— Exercise brief —
Report only how many lines of the records contain the word "rate".

■ ■ ■ ■

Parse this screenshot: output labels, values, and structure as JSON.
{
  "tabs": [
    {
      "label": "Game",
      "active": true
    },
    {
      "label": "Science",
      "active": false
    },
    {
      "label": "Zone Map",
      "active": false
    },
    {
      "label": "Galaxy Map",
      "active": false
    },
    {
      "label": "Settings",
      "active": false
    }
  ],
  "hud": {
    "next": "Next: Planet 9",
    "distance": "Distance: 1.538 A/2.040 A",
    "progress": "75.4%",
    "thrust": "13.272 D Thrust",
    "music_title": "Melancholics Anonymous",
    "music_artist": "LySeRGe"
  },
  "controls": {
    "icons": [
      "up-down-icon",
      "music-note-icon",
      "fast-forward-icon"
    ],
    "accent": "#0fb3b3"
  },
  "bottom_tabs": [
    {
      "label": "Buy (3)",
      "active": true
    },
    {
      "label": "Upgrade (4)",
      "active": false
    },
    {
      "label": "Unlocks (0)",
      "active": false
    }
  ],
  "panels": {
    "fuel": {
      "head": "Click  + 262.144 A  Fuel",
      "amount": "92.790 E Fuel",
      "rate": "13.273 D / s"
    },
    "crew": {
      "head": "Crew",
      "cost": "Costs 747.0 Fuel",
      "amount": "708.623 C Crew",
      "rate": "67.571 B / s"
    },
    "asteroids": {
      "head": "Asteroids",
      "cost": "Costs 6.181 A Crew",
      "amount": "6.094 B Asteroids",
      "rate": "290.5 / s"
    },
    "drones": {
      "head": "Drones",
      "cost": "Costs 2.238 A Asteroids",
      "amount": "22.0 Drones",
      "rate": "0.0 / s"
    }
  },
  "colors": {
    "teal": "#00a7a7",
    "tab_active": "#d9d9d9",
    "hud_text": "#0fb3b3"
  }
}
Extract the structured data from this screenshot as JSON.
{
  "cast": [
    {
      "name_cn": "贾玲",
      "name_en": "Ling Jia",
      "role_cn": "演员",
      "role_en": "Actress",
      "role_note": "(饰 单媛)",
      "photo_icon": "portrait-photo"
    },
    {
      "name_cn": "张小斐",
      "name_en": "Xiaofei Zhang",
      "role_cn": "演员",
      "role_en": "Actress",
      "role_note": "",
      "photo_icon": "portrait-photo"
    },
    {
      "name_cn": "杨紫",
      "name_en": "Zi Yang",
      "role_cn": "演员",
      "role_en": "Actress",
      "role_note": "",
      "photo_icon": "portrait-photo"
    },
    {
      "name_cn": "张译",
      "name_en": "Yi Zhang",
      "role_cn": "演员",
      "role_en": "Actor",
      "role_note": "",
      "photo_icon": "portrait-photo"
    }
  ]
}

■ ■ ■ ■

— Answer below —
4